final_fantasy_vii

It’s clear that many games today strive to bridge the gap between game and cinema. It’s a noble goal as a point of artistic expression, but you have to wonder: are we taking it too far? In my opinion, I feel as if JRPGs have been guilty of this for longer than many of the hardcore would care to admit. Final Fantasy VII felt like I was legally blind watching a Pixar-based production, and I can think of many examples of games employing cinematic techniques to tell a story that ultimately ended up feeling like a drawn-out narrative iterating how to save the world from some great faceless evil that undoubtedly begins at the nearest inn.

ninokuni

Today’s games offer greater consistentcy that excel in higher quality voice acting and localizations that make cutscenes more enjoyable by and large. Mr. Drippy in Ni No Kuni: Wrath of the White Witch comes to mind, with his boisterous, Welsh/Scottish accent adding humor to an apt depressing moment. This is where modern games come into their own, as the cutscenes and dialogue are more prevalent (and in my opinon, higher quality) which helps create a feeling of connection to characters beyond plain white text on a backdrop as evident in the case of Tales of Xillia, which is loaded with skits and side conversations. ffxiii But, very often we see games that are all cutscenes, all the time and pivotal quick time events lack any legitimate gameplay elements. Final Fantasy XIII (and XIII-2) are wonderful films, featuring a remarkable level of voice acting and visuals. However, it feels as though Michael Bay wanted to make rock candy all over the latest installments of the Final Fantasy franchise. In my opinion, they’re solid enough games, just too easy for the average gamer. The level of exploration is very sparse, so it’s unlikely you’ll encounter an area that will make you feel stuck before advancing. The design is also rather linear; just go forward and you’ll eventually find your way.

Unfortunately, a lot of games are like this though. Fable. Mass Effect (which I feel owes a great debt to Phantasy Star Online for aesthetic influence), and Secret of Mana (for the ring menu.) Quibbles notwithstanding, ask yourself this: were older games better because you the level design felt more intricate? Were dungeons deliberately designed to be confusing and force you to get lost, thus spending more time running through hallways toward nothing?,lunar To some that sounds like tedium and a waste of time, but to me, that was all part of the charm of JRPGs, shambolically meandering through a crudely drawn/rendered world hoping to find whatever trigger you need to move forward to the next ungodly confusing and difficult area.
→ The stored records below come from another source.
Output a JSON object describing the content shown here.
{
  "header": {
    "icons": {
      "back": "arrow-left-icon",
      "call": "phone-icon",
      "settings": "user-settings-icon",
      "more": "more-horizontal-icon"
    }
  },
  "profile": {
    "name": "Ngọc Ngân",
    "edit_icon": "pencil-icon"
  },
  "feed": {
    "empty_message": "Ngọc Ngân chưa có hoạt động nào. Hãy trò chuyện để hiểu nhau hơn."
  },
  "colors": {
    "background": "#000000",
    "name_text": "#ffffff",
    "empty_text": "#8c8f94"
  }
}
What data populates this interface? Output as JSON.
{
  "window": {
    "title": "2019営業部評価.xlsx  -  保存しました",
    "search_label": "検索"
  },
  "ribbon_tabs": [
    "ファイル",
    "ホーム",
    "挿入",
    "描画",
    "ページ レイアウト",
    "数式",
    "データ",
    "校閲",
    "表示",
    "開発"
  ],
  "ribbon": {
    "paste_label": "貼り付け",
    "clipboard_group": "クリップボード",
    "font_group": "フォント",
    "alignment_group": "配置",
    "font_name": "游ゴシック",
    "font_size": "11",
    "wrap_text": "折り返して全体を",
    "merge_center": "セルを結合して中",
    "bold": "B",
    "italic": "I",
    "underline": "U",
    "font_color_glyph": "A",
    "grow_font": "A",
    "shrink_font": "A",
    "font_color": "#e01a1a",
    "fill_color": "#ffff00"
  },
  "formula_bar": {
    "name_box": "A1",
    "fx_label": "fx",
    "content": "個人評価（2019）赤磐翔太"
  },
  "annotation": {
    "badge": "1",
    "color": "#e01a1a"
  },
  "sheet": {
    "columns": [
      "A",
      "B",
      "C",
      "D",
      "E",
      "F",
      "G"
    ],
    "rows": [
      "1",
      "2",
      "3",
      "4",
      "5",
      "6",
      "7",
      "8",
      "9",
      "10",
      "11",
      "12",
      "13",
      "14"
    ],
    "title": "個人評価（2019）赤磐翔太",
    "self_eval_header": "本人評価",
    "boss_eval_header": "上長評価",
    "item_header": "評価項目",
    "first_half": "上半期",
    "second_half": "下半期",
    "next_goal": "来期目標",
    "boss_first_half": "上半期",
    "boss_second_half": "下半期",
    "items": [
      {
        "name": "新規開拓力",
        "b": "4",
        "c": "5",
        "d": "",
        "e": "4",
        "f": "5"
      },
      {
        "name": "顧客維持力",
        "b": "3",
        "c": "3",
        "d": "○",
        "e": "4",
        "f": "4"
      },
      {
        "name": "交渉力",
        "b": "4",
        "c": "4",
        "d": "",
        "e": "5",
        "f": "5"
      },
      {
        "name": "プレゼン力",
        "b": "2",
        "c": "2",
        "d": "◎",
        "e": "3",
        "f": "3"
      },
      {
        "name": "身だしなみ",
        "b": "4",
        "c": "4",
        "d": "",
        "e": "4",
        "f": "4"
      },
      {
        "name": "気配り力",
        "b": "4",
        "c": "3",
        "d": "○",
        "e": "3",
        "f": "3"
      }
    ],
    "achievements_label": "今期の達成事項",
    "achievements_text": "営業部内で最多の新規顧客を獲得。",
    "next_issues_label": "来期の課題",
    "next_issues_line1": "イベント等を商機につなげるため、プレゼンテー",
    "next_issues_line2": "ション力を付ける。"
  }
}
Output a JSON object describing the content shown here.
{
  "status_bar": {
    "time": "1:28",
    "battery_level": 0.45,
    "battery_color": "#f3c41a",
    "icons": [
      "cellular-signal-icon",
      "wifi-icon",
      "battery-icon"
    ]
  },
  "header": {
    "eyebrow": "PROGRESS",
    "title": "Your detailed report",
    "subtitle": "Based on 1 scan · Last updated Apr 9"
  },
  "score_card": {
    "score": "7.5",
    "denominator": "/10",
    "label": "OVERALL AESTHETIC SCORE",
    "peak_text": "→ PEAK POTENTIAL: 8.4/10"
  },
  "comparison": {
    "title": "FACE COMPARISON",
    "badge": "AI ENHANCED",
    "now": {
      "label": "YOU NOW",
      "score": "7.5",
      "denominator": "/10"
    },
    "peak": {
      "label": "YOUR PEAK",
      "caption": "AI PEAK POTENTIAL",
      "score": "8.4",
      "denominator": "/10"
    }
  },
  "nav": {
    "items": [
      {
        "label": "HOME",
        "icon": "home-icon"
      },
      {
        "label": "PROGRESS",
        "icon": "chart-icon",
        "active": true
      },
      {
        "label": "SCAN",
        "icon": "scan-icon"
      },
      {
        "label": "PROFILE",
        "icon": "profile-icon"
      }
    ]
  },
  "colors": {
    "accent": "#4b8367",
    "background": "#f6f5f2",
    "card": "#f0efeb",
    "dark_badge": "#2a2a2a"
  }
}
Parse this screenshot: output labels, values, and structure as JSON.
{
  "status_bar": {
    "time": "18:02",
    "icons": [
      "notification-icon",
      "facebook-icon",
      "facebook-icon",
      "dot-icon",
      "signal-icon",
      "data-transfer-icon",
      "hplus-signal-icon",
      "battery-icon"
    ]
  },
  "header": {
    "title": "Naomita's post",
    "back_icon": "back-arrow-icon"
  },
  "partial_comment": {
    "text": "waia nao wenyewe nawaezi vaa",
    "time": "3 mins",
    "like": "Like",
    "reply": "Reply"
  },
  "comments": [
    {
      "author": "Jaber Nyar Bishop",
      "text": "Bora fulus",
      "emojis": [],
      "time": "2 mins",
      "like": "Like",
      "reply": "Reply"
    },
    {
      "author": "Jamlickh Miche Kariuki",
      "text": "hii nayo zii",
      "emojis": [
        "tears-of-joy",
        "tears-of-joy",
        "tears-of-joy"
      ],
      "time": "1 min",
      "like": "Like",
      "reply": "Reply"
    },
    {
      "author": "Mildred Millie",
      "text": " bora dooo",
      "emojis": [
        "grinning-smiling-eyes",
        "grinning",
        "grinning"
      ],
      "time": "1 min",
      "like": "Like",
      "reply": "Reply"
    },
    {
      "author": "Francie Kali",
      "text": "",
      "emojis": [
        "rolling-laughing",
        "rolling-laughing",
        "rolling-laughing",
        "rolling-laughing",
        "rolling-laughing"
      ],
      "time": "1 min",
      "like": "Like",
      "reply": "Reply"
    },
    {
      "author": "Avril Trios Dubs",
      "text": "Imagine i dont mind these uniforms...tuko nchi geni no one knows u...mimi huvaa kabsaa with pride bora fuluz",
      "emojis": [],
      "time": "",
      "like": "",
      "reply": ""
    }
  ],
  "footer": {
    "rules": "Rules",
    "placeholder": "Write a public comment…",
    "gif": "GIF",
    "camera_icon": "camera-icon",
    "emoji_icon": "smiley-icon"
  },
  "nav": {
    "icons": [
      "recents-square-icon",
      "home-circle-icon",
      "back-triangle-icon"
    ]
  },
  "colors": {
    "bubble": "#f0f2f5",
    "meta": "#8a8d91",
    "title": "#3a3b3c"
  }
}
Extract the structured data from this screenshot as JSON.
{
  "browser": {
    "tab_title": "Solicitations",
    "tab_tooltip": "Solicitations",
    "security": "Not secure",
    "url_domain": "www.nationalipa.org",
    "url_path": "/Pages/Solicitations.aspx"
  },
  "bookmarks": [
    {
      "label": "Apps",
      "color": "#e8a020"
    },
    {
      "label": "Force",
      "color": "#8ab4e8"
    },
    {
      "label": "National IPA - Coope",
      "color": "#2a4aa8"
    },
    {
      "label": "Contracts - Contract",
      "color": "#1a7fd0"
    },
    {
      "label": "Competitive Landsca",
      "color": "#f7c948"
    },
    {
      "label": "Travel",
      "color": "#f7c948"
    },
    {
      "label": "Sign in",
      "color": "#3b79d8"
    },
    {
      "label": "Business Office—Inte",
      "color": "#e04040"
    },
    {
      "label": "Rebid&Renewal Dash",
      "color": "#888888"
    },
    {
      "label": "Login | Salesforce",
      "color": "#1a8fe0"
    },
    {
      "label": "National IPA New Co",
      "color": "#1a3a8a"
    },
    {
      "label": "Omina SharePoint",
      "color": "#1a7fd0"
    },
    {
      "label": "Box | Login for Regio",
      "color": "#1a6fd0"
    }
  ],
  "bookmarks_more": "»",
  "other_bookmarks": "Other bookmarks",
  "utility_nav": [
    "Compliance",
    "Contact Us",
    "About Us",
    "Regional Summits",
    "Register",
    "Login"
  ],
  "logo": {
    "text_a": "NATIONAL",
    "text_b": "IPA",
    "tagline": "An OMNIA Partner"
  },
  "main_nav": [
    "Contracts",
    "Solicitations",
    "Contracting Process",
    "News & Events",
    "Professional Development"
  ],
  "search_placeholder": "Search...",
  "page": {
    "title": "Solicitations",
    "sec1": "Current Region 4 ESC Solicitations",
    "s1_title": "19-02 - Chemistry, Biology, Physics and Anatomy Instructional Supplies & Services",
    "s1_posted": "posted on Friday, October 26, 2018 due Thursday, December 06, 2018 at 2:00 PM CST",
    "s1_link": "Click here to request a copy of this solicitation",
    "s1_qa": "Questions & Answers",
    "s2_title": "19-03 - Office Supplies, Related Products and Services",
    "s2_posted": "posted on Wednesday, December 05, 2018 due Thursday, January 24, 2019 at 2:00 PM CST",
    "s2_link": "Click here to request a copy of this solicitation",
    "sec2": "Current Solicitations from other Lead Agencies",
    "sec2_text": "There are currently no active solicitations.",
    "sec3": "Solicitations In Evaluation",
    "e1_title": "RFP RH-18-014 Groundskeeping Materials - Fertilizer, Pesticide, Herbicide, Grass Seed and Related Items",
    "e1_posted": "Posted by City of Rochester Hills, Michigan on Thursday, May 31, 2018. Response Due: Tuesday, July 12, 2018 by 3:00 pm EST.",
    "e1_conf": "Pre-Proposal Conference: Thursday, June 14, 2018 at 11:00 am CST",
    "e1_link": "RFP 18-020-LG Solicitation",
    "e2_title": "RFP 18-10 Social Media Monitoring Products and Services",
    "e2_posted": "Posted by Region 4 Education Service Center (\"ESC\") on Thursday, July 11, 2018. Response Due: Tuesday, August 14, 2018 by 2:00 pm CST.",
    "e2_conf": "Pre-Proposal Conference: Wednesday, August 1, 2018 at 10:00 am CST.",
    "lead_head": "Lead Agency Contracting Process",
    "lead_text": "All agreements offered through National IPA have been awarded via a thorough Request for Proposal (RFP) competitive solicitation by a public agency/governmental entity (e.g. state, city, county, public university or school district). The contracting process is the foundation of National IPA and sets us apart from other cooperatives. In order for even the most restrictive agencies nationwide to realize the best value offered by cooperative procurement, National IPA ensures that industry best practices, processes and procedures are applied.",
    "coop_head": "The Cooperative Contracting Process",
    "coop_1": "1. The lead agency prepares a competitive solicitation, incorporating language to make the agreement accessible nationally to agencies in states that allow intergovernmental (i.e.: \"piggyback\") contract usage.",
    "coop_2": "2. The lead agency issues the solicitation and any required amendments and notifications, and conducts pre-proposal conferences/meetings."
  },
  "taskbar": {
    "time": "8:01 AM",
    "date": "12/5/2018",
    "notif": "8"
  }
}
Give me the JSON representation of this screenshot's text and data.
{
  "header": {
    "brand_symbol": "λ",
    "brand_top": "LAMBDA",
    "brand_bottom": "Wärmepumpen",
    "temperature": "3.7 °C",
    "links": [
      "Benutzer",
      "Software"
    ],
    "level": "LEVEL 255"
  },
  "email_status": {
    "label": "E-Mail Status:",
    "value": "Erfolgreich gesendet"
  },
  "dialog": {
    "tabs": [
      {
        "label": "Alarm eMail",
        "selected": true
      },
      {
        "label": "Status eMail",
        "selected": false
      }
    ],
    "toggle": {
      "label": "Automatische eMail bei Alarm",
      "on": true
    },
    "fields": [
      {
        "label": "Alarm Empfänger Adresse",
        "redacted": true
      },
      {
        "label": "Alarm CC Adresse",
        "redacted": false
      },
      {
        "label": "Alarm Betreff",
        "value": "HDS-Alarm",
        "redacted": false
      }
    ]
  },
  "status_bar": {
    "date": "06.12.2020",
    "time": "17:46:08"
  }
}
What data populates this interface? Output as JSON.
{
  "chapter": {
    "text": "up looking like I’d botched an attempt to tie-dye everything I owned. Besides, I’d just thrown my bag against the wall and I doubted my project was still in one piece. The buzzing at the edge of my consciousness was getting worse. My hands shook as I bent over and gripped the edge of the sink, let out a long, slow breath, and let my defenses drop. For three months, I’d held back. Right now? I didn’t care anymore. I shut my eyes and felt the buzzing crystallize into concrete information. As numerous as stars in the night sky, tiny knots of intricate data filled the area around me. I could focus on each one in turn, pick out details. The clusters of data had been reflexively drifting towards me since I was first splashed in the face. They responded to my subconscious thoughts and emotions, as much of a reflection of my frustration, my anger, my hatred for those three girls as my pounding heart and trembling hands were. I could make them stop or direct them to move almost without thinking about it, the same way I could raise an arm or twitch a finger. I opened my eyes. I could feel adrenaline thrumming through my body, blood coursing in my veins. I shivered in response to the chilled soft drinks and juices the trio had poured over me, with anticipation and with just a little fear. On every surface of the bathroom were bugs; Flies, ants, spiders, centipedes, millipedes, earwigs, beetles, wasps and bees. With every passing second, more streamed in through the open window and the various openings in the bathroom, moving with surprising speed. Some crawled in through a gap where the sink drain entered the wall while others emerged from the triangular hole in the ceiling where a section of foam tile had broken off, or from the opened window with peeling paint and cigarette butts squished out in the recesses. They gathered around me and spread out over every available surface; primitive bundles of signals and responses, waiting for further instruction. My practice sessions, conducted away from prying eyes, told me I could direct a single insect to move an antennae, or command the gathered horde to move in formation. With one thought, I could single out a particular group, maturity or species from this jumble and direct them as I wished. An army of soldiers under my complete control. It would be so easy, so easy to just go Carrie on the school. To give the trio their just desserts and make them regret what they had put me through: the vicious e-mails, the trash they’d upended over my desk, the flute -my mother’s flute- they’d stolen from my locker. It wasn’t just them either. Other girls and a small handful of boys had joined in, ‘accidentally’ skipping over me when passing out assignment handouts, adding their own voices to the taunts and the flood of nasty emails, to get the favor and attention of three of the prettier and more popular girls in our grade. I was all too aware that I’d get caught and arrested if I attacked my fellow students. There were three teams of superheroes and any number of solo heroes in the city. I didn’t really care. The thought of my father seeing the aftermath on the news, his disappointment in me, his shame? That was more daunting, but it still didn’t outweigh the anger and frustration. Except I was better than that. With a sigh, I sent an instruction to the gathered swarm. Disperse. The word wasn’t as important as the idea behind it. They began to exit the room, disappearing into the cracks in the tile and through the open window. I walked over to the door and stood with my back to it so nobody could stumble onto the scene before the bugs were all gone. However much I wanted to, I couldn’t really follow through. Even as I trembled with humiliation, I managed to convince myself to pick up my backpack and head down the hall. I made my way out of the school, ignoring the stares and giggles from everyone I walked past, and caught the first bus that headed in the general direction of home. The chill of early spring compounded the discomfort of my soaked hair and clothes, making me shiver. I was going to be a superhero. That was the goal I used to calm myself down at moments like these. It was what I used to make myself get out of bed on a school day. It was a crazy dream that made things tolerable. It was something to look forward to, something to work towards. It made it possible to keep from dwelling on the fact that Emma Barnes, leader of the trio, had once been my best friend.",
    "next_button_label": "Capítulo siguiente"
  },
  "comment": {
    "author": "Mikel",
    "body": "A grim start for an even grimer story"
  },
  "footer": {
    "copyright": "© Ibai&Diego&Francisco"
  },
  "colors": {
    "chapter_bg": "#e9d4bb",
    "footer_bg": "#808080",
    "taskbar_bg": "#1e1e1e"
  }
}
I think that games today are more polished, characters seem more developed (when the writers take their time), but I don’t know, I feel that by lowering difficulty and shortening games (an unavoidable reality in a world where games cost more than movies/some budgets of small countries), it’s harder to upstage some of the games that people look back with those rose colored glasses and fawn over. Even so, perhaps these games might not be as great as we make them out to be in the first place.

Thoughts? Leave a Comment

comments

Fighting game enthusiast, whisky connoiseur, guitarist and all-around offbeat who writes about games cause he likes them. Favorite quote: "My life is dope and I do dope shit." - Kanye

9 Comments

  1. Chrono Trigger is my overall favorite game. The gameplay system was simple and fun, The story was epic, the design was flawless and the music……omg the music.

  2. I feel like soundtracks are the only thing that older games truly have over the current gen. But it stands to be noted that music was one of the few things that was unencumbered by the limitations of the 16bit era. But hey, I can’t argue with the greatness of Hiroki Kikuta, Nobuo Uematsu, and Yasunori Mitsuda.

  3. Nice to hear from ya Master Steve!

  4. Amazing article, putting this up on twitter.

  5. Much appreciated!

  6. the average Triple A movie costs between 100-150 million dollars while the average Triple A game’s between 20-30 millions and much less if it’s a sequel because of recycled assets.

  7. thanks for sharing!!!!

  8. That number is low, look at the budgets for The Avengers, the new Spider Man movies both are well over 200 million sir.

  9. Thanks!

Comments are now closed for this post.